◆ **Task brief**
This exercise calls for printing every record exactly once more.

⟨

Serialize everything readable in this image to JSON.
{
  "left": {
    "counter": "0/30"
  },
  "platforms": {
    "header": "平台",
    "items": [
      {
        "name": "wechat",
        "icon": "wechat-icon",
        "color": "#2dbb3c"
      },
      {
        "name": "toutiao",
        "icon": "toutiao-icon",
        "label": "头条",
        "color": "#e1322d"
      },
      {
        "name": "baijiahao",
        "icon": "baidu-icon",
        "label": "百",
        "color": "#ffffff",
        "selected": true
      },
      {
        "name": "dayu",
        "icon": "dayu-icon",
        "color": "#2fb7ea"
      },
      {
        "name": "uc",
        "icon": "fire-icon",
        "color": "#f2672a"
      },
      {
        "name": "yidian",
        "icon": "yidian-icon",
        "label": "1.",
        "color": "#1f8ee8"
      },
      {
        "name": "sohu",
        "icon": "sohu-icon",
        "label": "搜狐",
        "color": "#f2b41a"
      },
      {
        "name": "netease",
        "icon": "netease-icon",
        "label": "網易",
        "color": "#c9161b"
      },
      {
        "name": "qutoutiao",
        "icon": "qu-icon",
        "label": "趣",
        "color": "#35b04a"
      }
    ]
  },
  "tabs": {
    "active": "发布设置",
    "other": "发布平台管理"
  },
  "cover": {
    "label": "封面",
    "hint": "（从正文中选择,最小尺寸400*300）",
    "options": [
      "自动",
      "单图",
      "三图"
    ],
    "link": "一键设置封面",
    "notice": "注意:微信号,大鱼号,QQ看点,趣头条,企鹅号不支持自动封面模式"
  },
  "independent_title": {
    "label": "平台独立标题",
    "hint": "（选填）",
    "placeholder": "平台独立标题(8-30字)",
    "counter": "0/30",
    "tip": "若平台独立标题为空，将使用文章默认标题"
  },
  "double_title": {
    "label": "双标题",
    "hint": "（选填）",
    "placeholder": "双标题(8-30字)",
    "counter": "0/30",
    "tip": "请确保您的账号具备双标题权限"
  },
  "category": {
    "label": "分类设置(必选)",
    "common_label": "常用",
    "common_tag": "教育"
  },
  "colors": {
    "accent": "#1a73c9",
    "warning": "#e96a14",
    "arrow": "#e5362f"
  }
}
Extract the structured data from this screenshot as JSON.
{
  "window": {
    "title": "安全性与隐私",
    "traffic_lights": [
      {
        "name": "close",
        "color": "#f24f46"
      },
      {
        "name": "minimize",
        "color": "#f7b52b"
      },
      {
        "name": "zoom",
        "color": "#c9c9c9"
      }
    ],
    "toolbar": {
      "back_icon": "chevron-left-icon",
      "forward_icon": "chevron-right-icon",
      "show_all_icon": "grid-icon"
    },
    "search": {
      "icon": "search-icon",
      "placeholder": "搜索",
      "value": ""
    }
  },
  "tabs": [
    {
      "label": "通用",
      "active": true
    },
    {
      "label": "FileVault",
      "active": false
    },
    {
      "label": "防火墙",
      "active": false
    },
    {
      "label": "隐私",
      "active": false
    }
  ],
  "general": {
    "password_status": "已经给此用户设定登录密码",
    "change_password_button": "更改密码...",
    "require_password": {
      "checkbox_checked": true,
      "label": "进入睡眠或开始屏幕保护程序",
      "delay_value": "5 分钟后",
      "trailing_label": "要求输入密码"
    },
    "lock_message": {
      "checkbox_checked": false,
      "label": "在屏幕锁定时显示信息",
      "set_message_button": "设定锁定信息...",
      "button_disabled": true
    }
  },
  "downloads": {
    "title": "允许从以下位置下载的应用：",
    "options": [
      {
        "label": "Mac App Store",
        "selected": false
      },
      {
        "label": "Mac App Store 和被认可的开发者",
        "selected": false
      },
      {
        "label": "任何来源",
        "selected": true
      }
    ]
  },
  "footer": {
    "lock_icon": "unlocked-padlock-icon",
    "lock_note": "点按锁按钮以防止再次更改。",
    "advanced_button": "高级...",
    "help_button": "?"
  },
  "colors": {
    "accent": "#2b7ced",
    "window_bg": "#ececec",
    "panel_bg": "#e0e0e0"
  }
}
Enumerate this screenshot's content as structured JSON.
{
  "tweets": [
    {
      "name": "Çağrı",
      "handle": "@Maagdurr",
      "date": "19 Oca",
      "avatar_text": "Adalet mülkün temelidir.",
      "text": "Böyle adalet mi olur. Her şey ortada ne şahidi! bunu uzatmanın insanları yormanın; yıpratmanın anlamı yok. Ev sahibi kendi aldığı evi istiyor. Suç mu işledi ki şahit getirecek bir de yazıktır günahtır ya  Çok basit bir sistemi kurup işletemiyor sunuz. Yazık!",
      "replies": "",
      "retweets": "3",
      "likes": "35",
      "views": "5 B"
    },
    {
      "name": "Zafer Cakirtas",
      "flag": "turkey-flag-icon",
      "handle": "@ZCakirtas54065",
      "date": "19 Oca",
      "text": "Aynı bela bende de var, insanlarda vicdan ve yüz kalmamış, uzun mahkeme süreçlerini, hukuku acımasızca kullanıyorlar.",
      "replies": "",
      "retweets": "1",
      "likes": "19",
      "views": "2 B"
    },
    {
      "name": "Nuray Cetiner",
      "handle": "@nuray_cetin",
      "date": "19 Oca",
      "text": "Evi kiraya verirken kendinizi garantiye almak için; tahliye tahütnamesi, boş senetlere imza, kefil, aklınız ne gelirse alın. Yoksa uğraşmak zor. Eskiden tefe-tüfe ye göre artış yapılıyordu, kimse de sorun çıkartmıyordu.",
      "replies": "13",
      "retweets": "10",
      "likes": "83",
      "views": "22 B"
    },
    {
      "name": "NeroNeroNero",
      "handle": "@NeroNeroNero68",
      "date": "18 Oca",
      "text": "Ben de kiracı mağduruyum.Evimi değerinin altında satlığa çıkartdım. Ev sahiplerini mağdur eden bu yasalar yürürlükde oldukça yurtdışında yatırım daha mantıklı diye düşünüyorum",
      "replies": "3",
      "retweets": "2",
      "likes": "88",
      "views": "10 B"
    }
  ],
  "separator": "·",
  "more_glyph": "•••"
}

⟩

◆ **Solution below**
Serialize everything readable in this image to JSON.
{
  "left": {
    "counter": "0/30"
  },
  "platforms": {
    "header": "平台",
    "items": [
      {
        "name": "wechat",
        "icon": "wechat-icon",
        "color": "#2dbb3c"
      },
      {
        "name": "toutiao",
        "icon": "toutiao-icon",
        "label": "头条",
        "color": "#e1322d"
      },
      {
        "name": "baijiahao",
        "icon": "baidu-icon",
        "label": "百",
        "color": "#ffffff",
        "selected": true
      },
      {
        "name": "dayu",
        "icon": "dayu-icon",
        "color": "#2fb7ea"
      },
      {
        "name": "uc",
        "icon": "fire-icon",
        "color": "#f2672a"
      },
      {
        "name": "yidian",
        "icon": "yidian-icon",
        "label": "1.",
        "color": "#1f8ee8"
      },
      {
        "name": "sohu",
        "icon": "sohu-icon",
        "label": "搜狐",
        "color": "#f2b41a"
      },
      {
        "name": "netease",
        "icon": "netease-icon",
        "label": "網易",
        "color": "#c9161b"
      },
      {
        "name": "qutoutiao",
        "icon": "qu-icon",
        "label": "趣",
        "color": "#35b04a"
      }
    ]
  },
  "tabs": {
    "active": "发布设置",
    "other": "发布平台管理"
  },
  "cover": {
    "label": "封面",
    "hint": "（从正文中选择,最小尺寸400*300）",
    "options": [
      "自动",
      "单图",
      "三图"
    ],
    "link": "一键设置封面",
    "notice": "注意:微信号,大鱼号,QQ看点,趣头条,企鹅号不支持自动封面模式"
  },
  "independent_title": {
    "label": "平台独立标题",
    "hint": "（选填）",
    "placeholder": "平台独立标题(8-30字)",
    "counter": "0/30",
    "tip": "若平台独立标题为空，将使用文章默认标题"
  },
  "double_title": {
    "label": "双标题",
    "hint": "（选填）",
    "placeholder": "双标题(8-30字)",
    "counter": "0/30",
    "tip": "请确保您的账号具备双标题权限"
  },
  "category": {
    "label": "分类设置(必选)",
    "common_label": "常用",
    "common_tag": "教育"
  },
  "colors": {
    "accent": "#1a73c9",
    "warning": "#e96a14",
    "arrow": "#e5362f"
  }
}
Extract the structured data from this screenshot as JSON.
{
  "window": {
    "title": "安全性与隐私",
    "traffic_lights": [
      {
        "name": "close",
        "color": "#f24f46"
      },
      {
        "name": "minimize",
        "color": "#f7b52b"
      },
      {
        "name": "zoom",
        "color": "#c9c9c9"
      }
    ],
    "toolbar": {
      "back_icon": "chevron-left-icon",
      "forward_icon": "chevron-right-icon",
      "show_all_icon": "grid-icon"
    },
    "search": {
      "icon": "search-icon",
      "placeholder": "搜索",
      "value": ""
    }
  },
  "tabs": [
    {
      "label": "通用",
      "active": true
    },
    {
      "label": "FileVault",
      "active": false
    },
    {
      "label": "防火墙",
      "active": false
    },
    {
      "label": "隐私",
      "active": false
    }
  ],
  "general": {
    "password_status": "已经给此用户设定登录密码",
    "change_password_button": "更改密码...",
    "require_password": {
      "checkbox_checked": true,
      "label": "进入睡眠或开始屏幕保护程序",
      "delay_value": "5 分钟后",
      "trailing_label": "要求输入密码"
    },
    "lock_message": {
      "checkbox_checked": false,
      "label": "在屏幕锁定时显示信息",
      "set_message_button": "设定锁定信息...",
      "button_disabled": true
    }
  },
  "downloads": {
    "title": "允许从以下位置下载的应用：",
    "options": [
      {
        "label": "Mac App Store",
        "selected": false
      },
      {
        "label": "Mac App Store 和被认可的开发者",
        "selected": false
      },
      {
        "label": "任何来源",
        "selected": true
      }
    ]
  },
  "footer": {
    "lock_icon": "unlocked-padlock-icon",
    "lock_note": "点按锁按钮以防止再次更改。",
    "advanced_button": "高级...",
    "help_button": "?"
  },
  "colors": {
    "accent": "#2b7ced",
    "window_bg": "#ececec",
    "panel_bg": "#e0e0e0"
  }
}
Enumerate this screenshot's content as structured JSON.
{
  "tweets": [
    {
      "name": "Çağrı",
      "handle": "@Maagdurr",
      "date": "19 Oca",
      "avatar_text": "Adalet mülkün temelidir.",
      "text": "Böyle adalet mi olur. Her şey ortada ne şahidi! bunu uzatmanın insanları yormanın; yıpratmanın anlamı yok. Ev sahibi kendi aldığı evi istiyor. Suç mu işledi ki şahit getirecek bir de yazıktır günahtır ya  Çok basit bir sistemi kurup işletemiyor sunuz. Yazık!",
      "replies": "",
      "retweets": "3",
      "likes": "35",
      "views": "5 B"
    },
    {
      "name": "Zafer Cakirtas",
      "flag": "turkey-flag-icon",
      "handle": "@ZCakirtas54065",
      "date": "19 Oca",
      "text": "Aynı bela bende de var, insanlarda vicdan ve yüz kalmamış, uzun mahkeme süreçlerini, hukuku acımasızca kullanıyorlar.",
      "replies": "",
      "retweets": "1",
      "likes": "19",
      "views": "2 B"
    },
    {
      "name": "Nuray Cetiner",
      "handle": "@nuray_cetin",
      "date": "19 Oca",
      "text": "Evi kiraya verirken kendinizi garantiye almak için; tahliye tahütnamesi, boş senetlere imza, kefil, aklınız ne gelirse alın. Yoksa uğraşmak zor. Eskiden tefe-tüfe ye göre artış yapılıyordu, kimse de sorun çıkartmıyordu.",
      "replies": "13",
      "retweets": "10",
      "likes": "83",
      "views": "22 B"
    },
    {
      "name": "NeroNeroNero",
      "handle": "@NeroNeroNero68",
      "date": "18 Oca",
      "text": "Ben de kiracı mağduruyum.Evimi değerinin altında satlığa çıkartdım. Ev sahiplerini mağdur eden bu yasalar yürürlükde oldukça yurtdışında yatırım daha mantıklı diye düşünüyorum",
      "replies": "3",
      "retweets": "2",
      "likes": "88",
      "views": "10 B"
    }
  ],
  "separator": "·",
  "more_glyph": "•••"
}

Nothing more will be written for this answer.